Now the minimal polynomial $m(x)$ for $\sqrt[3]{2}$ over ${\mathbb Q}(\alpha)[x]$ must divide $x^3-2 \in {\mathbb Q}(\alpha)[x]$ and $\deg m(x) = 2$.

Dicuss then according to what the 2 roots of $m(x)$ should be, bearing in mind that $m(x) | (x^3 - 2)$.

Finally, prove that if a possible choices produced a polynomial in ${\mathbb Q}(\alpha)[x]$, then either $\omega\in {\mathbb Q}(\alpha)$ or $\sqrt[3]{2}\in {\mathbb Q}(\alpha)$ contradicting our assumption.

share|cite|improve this answer
At least two students from the same class asking the same question:… – Alex B. Oct 23 '13 at 14:18
Thank you! However, we have NOT had any Galois Theory.

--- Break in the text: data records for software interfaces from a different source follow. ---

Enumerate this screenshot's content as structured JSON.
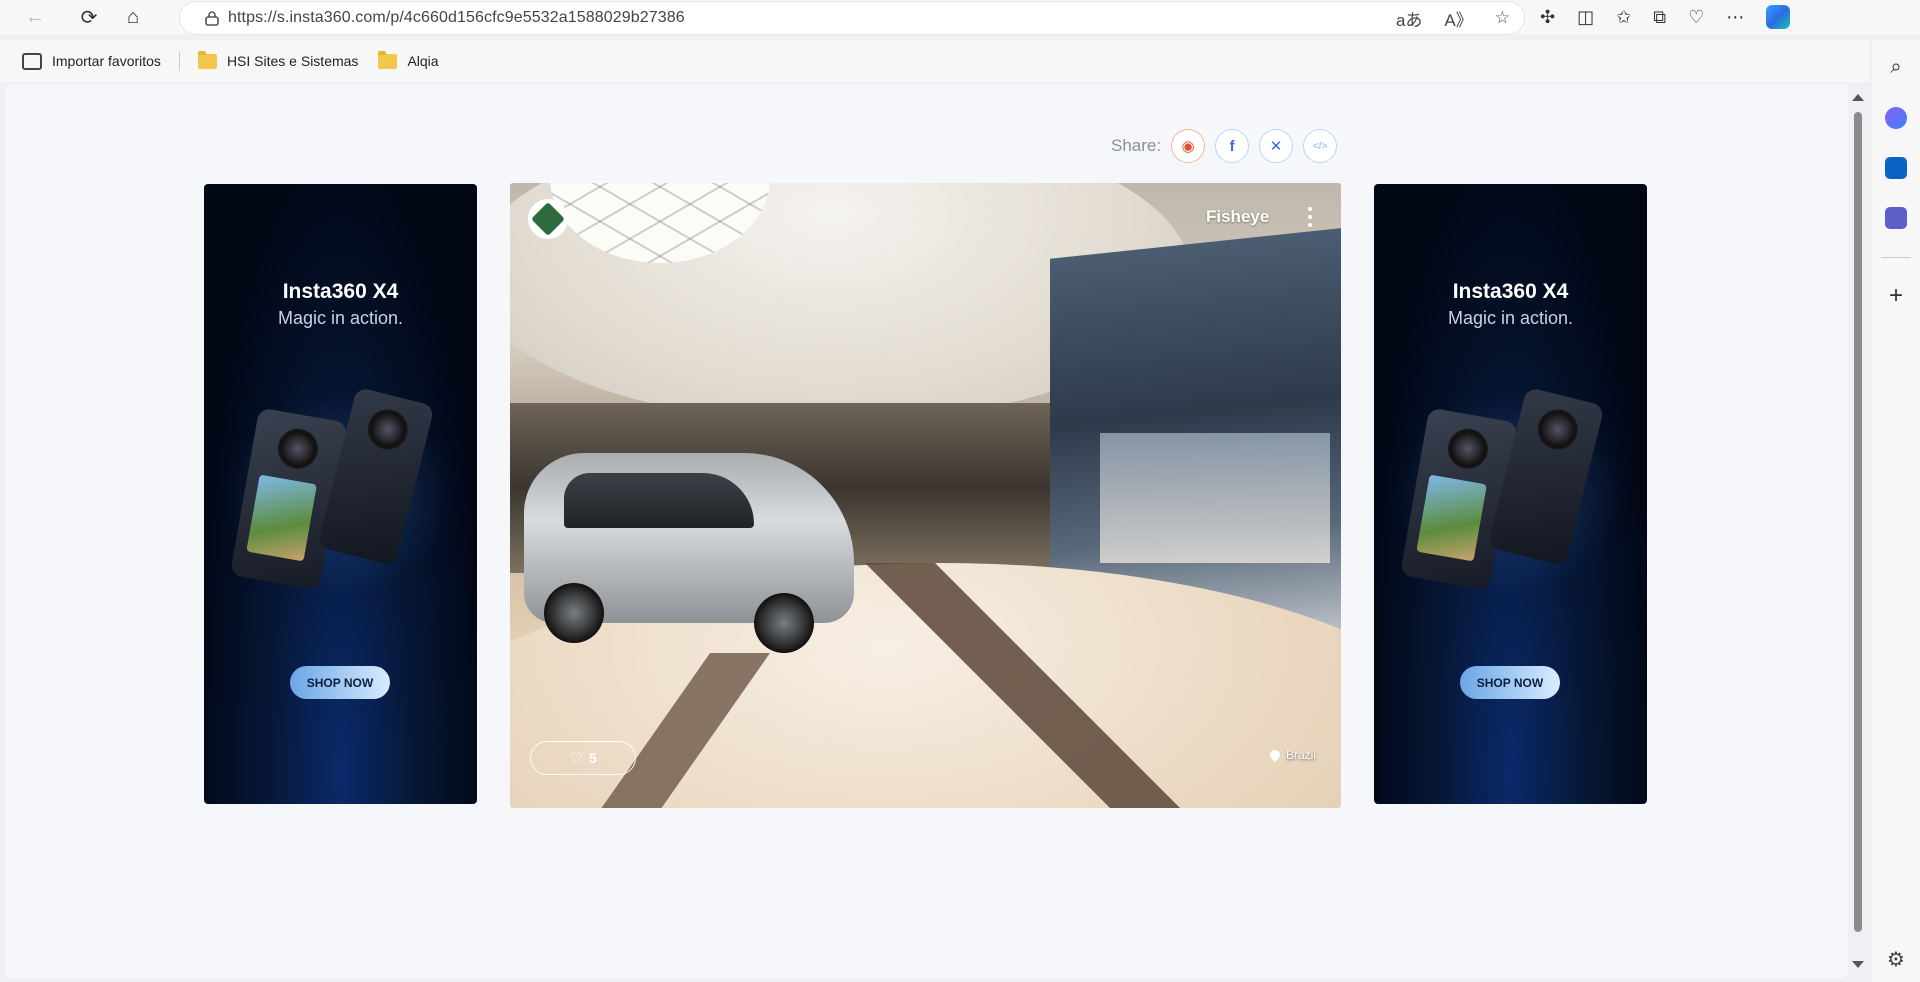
{
  "browser": {
    "url": "https://s.insta360.com/p/4c660d156cfc9e5532a1588029b27386",
    "favorites": [
      {
        "label": "Importar favoritos"
      },
      {
        "label": "HSI Sites e Sistemas"
      },
      {
        "label": "Alqia"
      }
    ]
  },
  "share": {
    "label": "Share:"
  },
  "ads": [
    {
      "title": "Insta360 X4",
      "subtitle": "Magic in action.",
      "cta": "SHOP NOW"
    },
    {
      "title": "Insta360 X4",
      "subtitle": "Magic in action.",
      "cta": "SHOP NOW"
    }
  ],
  "viewer": {
    "mode": "Fisheye",
    "likes": "5",
    "location": "Brazil"
  },
  "colors": {
    "accent": "#3a6fd8",
    "weibo": "#e6512d",
    "ad_bg": "#020716"
  }
}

Is is possible to answer the question without Galois Theory?? – incompleteness Oct 23 '13 at 15:05
I am trying to prove the part about the irreducible polynomial, but withouth Galois Theory it is getting very messy. I might edit my post soon if I get somewhere. – Pablo Rotondo Oct 23 '13 at 15:23
@incompleteness Edited the post. Very messy though, but this seems to prove (if correct) the second part directly. – Pablo Rotondo Oct 23 '13 at 15:29

Not the answer you're looking for? Browse other questions tagged or ask your own question.